If an officer does not effect a probable cause arrest, he or she will fill out an “Affidavit for Arrest Warrant” and take it to a judge for a signature. The officer will either show identification or be “personally known” to the judge. Most importantly, the officer swears to the judge that what is in the affidavit is the truth. The judge will either sign and issue the warrant or send the officer away with instructions that more is needed, in the judge’s opinion, before a warrant can be lawfully issued. The judge is looking to see that a crime occurred and what the officer has to present to prove that a certain person committed the crime. When the judge signs the warrant a decision is then made on the amount of monetary bond. If the charges are serious enough or the danger to the community is great, the judge may make it a zero bond warrant. Once arrested and represented by counsel, defendants that cannot make their bond usually schedule a court date, prior to arraignment, to be heard on a Motion to Reduce Bond, or Motion to Set Monetary Bond. The sitting judge at first appearance court will almost never change the dollar amount of the bond. This is because another judge, with more knowledge of the case(as presented by detectives above), made a decision on the bond amount. Judges also set plenty of other pretrial release restrictions. Common restrictions are; no returning home, no contact with the victim, no guns or ammo, gps ankle monitors, no driving, alcohol intake monitors, reporting to pretrial services and the accompanying drug screens, anger management and no leaving the county without permission.

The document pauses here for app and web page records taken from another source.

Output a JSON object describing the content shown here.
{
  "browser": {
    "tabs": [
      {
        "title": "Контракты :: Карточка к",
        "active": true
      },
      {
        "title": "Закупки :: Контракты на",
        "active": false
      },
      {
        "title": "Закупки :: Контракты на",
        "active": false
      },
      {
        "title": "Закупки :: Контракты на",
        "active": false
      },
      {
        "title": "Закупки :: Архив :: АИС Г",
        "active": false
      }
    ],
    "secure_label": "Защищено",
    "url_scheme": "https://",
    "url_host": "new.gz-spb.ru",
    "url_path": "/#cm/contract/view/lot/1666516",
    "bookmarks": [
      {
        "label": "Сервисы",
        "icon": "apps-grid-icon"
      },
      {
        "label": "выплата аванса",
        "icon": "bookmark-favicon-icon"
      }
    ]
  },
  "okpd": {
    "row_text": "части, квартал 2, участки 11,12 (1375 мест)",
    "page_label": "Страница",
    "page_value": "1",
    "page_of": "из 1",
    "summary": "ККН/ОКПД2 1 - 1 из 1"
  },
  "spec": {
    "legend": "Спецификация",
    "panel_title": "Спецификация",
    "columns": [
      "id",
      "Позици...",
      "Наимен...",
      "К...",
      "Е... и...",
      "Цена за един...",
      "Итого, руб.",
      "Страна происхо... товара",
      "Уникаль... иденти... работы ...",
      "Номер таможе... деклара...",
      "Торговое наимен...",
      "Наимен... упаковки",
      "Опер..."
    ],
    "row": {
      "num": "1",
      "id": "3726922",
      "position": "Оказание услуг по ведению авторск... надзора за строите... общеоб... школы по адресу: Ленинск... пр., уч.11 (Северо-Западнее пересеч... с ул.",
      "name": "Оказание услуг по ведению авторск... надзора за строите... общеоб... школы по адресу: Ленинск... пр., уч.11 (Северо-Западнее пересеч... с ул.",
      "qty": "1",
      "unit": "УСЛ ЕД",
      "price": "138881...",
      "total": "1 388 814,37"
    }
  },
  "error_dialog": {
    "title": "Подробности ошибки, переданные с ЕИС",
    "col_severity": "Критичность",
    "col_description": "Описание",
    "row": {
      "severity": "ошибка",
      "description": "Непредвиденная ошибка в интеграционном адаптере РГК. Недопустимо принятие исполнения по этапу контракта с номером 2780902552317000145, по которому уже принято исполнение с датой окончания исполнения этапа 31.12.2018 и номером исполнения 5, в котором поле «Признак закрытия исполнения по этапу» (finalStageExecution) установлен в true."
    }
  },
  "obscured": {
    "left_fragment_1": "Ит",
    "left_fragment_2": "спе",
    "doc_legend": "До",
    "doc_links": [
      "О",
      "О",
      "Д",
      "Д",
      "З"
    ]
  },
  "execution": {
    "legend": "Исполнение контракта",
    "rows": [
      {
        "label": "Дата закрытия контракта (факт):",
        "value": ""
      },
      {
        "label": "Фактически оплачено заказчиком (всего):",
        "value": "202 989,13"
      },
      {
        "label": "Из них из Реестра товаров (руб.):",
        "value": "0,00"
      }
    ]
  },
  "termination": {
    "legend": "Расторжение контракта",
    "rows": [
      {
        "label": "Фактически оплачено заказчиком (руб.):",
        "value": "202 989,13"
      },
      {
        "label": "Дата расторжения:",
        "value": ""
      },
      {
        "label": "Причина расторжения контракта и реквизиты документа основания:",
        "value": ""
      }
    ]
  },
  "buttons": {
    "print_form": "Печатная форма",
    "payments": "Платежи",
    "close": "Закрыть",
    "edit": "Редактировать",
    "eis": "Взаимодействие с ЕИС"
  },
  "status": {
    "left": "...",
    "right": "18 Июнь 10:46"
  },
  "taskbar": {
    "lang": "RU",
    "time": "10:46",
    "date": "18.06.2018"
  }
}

Turn Yourself In
Defense lawyers are considered “Officers of the Court.” When a client has a warrant the defense attorney is not allowed to advise the client how to “lay low” and avoid arrest. Most attorneys(all should) will advise the client to turn themselves in. It is much safer for the client, his family and any officers. It saves plenty of law enforcement resources that can be deployed elsewhere. It demonstrates to the prosecutor that the person did not run from the problem or the court system. Many times, defense attorneys or defendants can discover the amount of the bond pre-arrest and have a family member prepared to bond out the soon to be arrested. Many counties post warrants online. If you, a friend or family member knows or even thinks you may have an active warrant in the system take proactive steps immediately. All jacksonville criminal defense lawyers are experienced with warrants. The Forbess Law Firm, at 904-634-0900 offers a free, no obligation consultation regarding Jacksonville, Clay County, Nassau County and St. Johns County arrest warrants.